[The fourth and final in a series]
I will greatly rejoice in the Lord; my soul shall exult in my God,
for he has clothed me with the garments of salvation;
he has covered me with the robe of righteousness,
as a bridegroom decks himself like a priest with a beautiful headdress,
and as a bride adorns herself with her jewels.
For as the earth brings forth its sprouts,
and as a garden causes what is sown in it to sprout up,
so the Lord God will cause righteousness and praise
to sprout up before all the nations. Isaiah 61:10-11
We are not yet the remnant church. But we are becoming the remnant church. We still enjoy having a substantial number of members, many vital congregations, and a residual level of respect in our culture. We aren’t the church we used to be in terms of numbers and influence. We’re also not the remnant church that we may soon become. We are the church in decline. We are heading toward our remnant status. We can and should fight against the trends that are driving us toward that status, but only if we can do so without compromising our confession of the Faith. And only if we are willing to embrace the underlying call of the remnant church.
In this series we’ve explored what it means to be the remnant church, God’s purpose in shaping us as a remnant church, and where He has placed us as His remnant church. In this final installment, we look at the foundational call of the remnant church. In this call we find clarity in God’s purpose for us, why we need to take our stand where He has placed us, and why He so adamantly forbids His remnant church from going to our own versions of Egypt. This call reminds us that, while we may be confounded by our present circumstances, hindered by our sinful attempts to re-create our glorious past, and troubled by our apparent future, the Lord is unbound by time and its limitations. He can see what we cannot. Our call as the remnant church is born of His unlimited vision of His church.
What is this all important call of the remnant church? This call — our call — is to sow for the promised future.
Sowing is repeatedly used in the Bible to describe the work of the church. It is an activity that is inherently based in hope and anticipation. It focuses us on doing work in the present that will bear fruit in the future. As difficult and demanding as sowing can be, no farmer who desires a harvest would ever consider skipping the hard work of sowing. Instead, he sows for the future. Like such a farmer, we are called to sow for the future. Unlike him, we sow for a promised future.
The promised future of the remnant church is not based on our desires and expectations, but is rooted in the Lord’s vision of what His church will be. It is a vision which we may never know or see. It’s fruition may come long after our time in this world has run its course. But it will come to pass according to God’s plan and purpose.
Because the future of the church is promised by God, it will come about whether we answer the call to sow for it or we leave that work for others to do. The Lord does not depend on us to keep His promises.

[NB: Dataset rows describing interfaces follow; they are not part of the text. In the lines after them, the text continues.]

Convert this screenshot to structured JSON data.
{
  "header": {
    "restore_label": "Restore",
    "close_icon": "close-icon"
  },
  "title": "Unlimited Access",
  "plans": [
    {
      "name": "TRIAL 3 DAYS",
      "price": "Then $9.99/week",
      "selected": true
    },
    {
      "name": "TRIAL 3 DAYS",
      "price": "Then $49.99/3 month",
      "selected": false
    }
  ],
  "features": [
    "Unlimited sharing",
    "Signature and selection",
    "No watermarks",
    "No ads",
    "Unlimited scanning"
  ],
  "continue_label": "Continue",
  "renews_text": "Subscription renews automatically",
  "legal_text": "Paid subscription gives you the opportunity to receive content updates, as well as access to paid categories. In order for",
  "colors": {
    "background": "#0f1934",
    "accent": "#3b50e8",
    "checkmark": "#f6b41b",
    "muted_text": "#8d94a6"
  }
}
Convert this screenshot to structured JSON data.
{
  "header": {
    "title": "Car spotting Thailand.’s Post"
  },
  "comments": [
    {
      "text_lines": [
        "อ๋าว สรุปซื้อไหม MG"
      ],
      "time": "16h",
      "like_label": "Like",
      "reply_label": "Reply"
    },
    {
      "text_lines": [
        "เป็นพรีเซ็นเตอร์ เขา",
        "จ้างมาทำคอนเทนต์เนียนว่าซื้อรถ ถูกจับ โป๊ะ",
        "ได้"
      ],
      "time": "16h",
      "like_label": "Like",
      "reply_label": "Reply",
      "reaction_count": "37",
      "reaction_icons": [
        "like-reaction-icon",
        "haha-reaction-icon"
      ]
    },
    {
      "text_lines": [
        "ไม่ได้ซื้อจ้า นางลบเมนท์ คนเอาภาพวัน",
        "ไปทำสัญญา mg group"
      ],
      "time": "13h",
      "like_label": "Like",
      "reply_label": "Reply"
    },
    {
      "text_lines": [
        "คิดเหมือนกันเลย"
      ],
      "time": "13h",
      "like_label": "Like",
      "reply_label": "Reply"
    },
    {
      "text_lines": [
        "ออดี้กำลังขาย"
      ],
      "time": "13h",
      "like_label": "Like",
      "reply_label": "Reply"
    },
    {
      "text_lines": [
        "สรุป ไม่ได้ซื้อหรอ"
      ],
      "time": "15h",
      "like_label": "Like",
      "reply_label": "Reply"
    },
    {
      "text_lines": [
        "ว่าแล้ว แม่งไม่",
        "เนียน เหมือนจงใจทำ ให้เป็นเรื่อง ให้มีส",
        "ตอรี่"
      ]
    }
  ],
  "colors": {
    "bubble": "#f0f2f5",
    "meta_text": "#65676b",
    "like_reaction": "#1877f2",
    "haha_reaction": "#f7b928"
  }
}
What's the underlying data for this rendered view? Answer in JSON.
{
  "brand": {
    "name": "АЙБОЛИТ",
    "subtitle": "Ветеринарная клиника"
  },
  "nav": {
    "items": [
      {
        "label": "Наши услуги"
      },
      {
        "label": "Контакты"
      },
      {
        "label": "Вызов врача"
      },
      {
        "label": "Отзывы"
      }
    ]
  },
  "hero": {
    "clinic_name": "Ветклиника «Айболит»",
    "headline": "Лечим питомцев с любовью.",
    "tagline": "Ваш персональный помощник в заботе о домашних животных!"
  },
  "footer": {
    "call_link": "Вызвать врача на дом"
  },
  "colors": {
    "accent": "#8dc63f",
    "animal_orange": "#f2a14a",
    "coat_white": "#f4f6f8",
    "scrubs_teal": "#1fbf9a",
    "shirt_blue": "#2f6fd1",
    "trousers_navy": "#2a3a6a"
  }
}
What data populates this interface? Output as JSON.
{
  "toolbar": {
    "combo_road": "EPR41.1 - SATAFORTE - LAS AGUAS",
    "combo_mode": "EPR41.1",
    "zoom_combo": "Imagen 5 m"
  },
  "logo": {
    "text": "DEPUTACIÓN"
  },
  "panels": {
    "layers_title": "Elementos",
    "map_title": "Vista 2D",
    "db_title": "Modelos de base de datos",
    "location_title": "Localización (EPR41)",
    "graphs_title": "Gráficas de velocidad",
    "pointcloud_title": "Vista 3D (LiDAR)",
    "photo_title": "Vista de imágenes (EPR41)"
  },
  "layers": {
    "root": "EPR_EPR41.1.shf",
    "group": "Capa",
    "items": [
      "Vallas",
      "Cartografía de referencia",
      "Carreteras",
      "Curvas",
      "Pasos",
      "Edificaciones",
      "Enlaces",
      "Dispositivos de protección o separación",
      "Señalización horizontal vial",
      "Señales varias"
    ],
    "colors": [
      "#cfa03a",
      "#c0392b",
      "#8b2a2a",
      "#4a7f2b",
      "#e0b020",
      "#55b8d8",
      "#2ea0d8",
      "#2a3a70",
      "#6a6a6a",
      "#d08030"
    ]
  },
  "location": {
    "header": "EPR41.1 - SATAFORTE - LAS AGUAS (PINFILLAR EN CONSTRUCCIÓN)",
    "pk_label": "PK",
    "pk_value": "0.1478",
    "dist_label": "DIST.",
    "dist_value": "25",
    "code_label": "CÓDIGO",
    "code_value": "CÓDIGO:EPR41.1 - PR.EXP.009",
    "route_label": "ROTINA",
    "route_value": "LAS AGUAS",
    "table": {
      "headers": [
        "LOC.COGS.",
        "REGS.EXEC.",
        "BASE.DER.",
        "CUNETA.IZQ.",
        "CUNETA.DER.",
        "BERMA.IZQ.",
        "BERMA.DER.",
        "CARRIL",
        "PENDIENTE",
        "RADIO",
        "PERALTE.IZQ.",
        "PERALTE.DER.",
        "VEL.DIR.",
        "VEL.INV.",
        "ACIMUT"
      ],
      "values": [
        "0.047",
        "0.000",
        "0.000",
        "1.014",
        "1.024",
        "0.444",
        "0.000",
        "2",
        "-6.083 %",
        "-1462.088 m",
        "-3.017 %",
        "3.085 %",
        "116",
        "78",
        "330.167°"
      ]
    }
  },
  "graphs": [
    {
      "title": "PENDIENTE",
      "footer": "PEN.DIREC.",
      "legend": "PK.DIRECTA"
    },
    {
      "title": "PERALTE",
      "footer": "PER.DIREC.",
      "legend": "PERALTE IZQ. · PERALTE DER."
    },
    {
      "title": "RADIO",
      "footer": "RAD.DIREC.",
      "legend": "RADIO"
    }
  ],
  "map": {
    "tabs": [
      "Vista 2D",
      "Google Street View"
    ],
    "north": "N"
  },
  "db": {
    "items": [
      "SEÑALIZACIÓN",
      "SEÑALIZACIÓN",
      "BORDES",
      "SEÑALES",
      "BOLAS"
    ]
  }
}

Instead, He invites us to this work as our purpose and for our joy. Through it He turns our eyes from our circumstances as the church militant to a glorious vision of the church triumphant; from the church declining as the battle rages to the church reclining at the marriage feast of the Lamb. In that vision, in which an innumerable host assembled from every tribe and tongue and nation gathers in glorious celebration of the victory won by the Lamb and made ours by grace through faith, we see the promised ultimate future of the remnant church.
This is the future for which we sow.
We do not sow to regain a favored place in our culture. We do not sow to secure influence in our society. We do not sow to balance budgets or fill pews or for any other goal that will fade away when time is no more. In strength or weakness, when we have plenty or when we are in want, as a powerful church or as a remnant church, we sow only for this future with confidence that it will come to pass. It must. Because, whatever may happen to the church over time and however weak and small she may become in our world, this is the future promised by the Lord.
Questions to consider:
- Am I willing to sow for a more vibrant future for the church which I may not see in my lifetime? Why/why not?
- How does the continuing decline of the church affect my willingness to continue to be faithful in sowing?
- What does it take for us to be faithful sowers as the declining church? As a remnant church?
- How does the ultimate future of the church guide and inform me as a sower now?